Brown said once the developer had the necessary permissions, construction would move quickly, about three or four months.
“I think we are holding them up at this point,” Grilo said.
The board can move ahead as soon as a checklist of actions is received from village attorney Jason Bartell, Grilo said.
Both Richardson and Trustee Ronda Scott expressed disappointment that the store would not be located within existing village limits.
“I think they did a traffic study and decided that would be the best point,” Grilo said.
As to the question about where the village would find the money to pay its share of the sewer and water extensions, Mayor Tyler Evans said he didn’t know yet.
New police chief introduced
Also at the meeting, Eric Shumate was introduced as the new full-time police chief, and Mike Martinez was thanked for serving as interim police chief for more than two years. Martinez has returned to duty as part-time patrol officer.
Martinez told the board the police department computer must be replaced because the operating system for the present computer is no longer supported with security updates. He also said it is time for the department to update its record management system.
Shumate said later the updated system will allow the department to share information more efficiently with other rural departments.
Trustee Dustin Rhodes reported the county emergency management agency will be checking to ensure that signals from its updated emergency notification system will be able to reach Thomasboro sirens. The new system is digital, and Rhodes said it will require new sirens.
“It’s not going to be cheap,” Rhodes said. “I didn’t have the guy give me a number until we know if it will work.”

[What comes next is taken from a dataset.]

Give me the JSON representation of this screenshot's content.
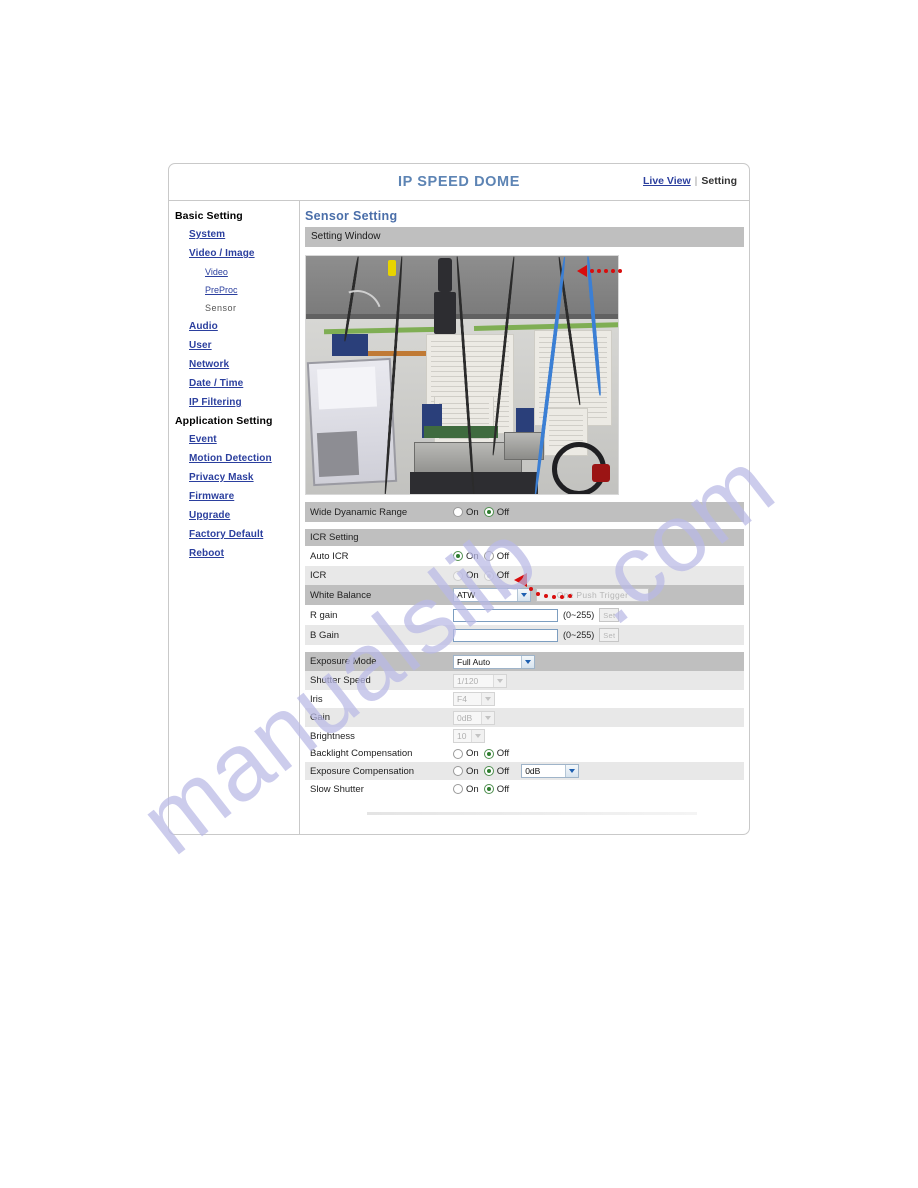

The new system would eliminate the need to have someone on the spot to turn on the sirens, though Rhodes said the village would continue to need for the redundancy of storm spotters and an ESDA structure. The matter may be taken up at the March board meeting.

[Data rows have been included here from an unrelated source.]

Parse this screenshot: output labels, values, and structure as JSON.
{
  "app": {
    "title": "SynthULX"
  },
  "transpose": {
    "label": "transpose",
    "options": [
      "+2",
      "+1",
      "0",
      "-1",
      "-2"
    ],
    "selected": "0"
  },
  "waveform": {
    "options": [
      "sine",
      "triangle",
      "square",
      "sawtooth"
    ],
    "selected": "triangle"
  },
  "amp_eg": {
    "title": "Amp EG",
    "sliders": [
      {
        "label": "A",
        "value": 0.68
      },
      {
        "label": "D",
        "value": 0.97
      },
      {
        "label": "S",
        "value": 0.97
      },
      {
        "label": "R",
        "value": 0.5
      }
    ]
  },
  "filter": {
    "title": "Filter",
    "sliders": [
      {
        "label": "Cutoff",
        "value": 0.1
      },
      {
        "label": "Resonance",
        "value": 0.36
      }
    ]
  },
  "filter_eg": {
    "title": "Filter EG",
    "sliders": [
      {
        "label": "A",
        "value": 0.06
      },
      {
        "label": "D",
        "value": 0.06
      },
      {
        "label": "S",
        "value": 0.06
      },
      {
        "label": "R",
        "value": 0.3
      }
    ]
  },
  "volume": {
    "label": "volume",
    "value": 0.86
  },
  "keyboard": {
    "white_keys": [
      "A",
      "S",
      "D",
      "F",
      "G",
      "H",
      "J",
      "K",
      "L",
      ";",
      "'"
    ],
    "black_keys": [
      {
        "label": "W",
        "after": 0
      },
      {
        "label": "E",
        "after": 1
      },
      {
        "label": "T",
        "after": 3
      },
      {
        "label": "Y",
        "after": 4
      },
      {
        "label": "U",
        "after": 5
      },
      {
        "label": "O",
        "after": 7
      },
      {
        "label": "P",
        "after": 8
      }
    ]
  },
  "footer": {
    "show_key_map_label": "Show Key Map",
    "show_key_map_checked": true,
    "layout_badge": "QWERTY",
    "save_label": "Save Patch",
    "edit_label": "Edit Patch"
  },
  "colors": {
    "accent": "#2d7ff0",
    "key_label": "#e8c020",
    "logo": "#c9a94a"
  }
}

Actions taken by the board include:
• Approving a $1,000 annual contribution to Community Service Center of Northern Champaign County. The money is spent to stock the food pantry. Evans said 39 Thomasboro households were served last year.
• Setting 6 p.m. Tuesday, Feb. 18, as the date for the annual budget meeting.

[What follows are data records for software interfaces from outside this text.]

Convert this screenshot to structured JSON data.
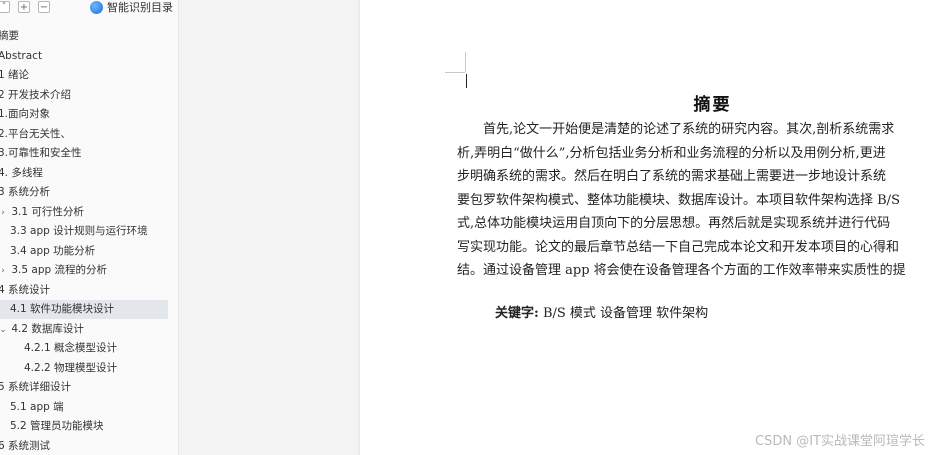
{
  "toolbar": {
    "collapse_icon": "collapse-icon",
    "expand_icon": "expand-icon",
    "remove_icon": "remove-icon",
    "smart_toc_label": "智能识别目录"
  },
  "toc": [
    {
      "label": "摘要",
      "indent": 0,
      "chevron": ""
    },
    {
      "label": "Abstract",
      "indent": 0,
      "chevron": ""
    },
    {
      "label": "1 绪论",
      "indent": 0,
      "chevron": ""
    },
    {
      "label": "2 开发技术介绍",
      "indent": 0,
      "chevron": ""
    },
    {
      "label": "1.面向对象",
      "indent": 0,
      "chevron": ""
    },
    {
      "label": "2.平台无关性、",
      "indent": 0,
      "chevron": ""
    },
    {
      "label": "3.可靠性和安全性",
      "indent": 0,
      "chevron": ""
    },
    {
      "label": "4. 多线程",
      "indent": 0,
      "chevron": ""
    },
    {
      "label": "3 系统分析",
      "indent": 0,
      "chevron": ""
    },
    {
      "label": "3.1 可行性分析",
      "indent": 1,
      "chevron": ">"
    },
    {
      "label": "3.3 app 设计规则与运行环境",
      "indent": 1,
      "chevron": ""
    },
    {
      "label": "3.4 app 功能分析",
      "indent": 1,
      "chevron": ""
    },
    {
      "label": "3.5 app 流程的分析",
      "indent": 1,
      "chevron": ">"
    },
    {
      "label": "4 系统设计",
      "indent": 0,
      "chevron": ""
    },
    {
      "label": "4.1  软件功能模块设计",
      "indent": 1,
      "chevron": "",
      "active": true
    },
    {
      "label": "4.2  数据库设计",
      "indent": 1,
      "chevron": "v"
    },
    {
      "label": "4.2.1  概念模型设计",
      "indent": 2,
      "chevron": ""
    },
    {
      "label": "4.2.2  物理模型设计",
      "indent": 2,
      "chevron": ""
    },
    {
      "label": "5 系统详细设计",
      "indent": 0,
      "chevron": ""
    },
    {
      "label": "5.1 app 端",
      "indent": 1,
      "chevron": ""
    },
    {
      "label": "5.2 管理员功能模块",
      "indent": 1,
      "chevron": ""
    },
    {
      "label": "6 系统测试",
      "indent": 0,
      "chevron": ""
    }
  ],
  "document": {
    "title": "摘要",
    "lines": [
      "　　首先,论文一开始便是清楚的论述了系统的研究内容。其次,剖析系统需求",
      "析,弄明白“做什么”,分析包括业务分析和业务流程的分析以及用例分析,更进",
      "步明确系统的需求。然后在明白了系统的需求基础上需要进一步地设计系统",
      "要包罗软件架构模式、整体功能模块、数据库设计。本项目软件架构选择 B/S",
      "式,总体功能模块运用自顶向下的分层思想。再然后就是实现系统并进行代码",
      "写实现功能。论文的最后章节总结一下自己完成本论文和开发本项目的心得和",
      "结。通过设备管理 app 将会使在设备管理各个方面的工作效率带来实质性的提"
    ],
    "keywords_label": "关键字:",
    "keywords_text": " B/S 模式  设备管理  软件架构"
  },
  "watermark": "CSDN @IT实战课堂阿瑄学长"
}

• Approving a pay increase for part-time police officer Blake Carey to $18.50 per hour.
• Approving repayment of $96,009 toward a state EPA infrastructure bond.
Evans told the board he plans to attend a rural economic development conference later this month. Registration cost is $175.
Martinez reported that during January, the police department issued three traffic citations and two written warnings for moving violations. Three formal reports were made. Of 35 calls for service, 16 were handled by the Thomasboro Police Department and 17 by the Champaign County Sheriff’s Office.
Robertson asked about road maintenance, pointing out that the condition of Schluter Drive is one of several roads showing significant deterioration. Evans said those roads are on Public Works Superintendent Chad Polsky’s list for maintenance.
Another resident, Robert Derr, raised concerns about speeding in his neighborhood and about litter, inoperable vehicles and discarded furniture piling up around town. Shumate promised to make such nuisance ordinances a priority.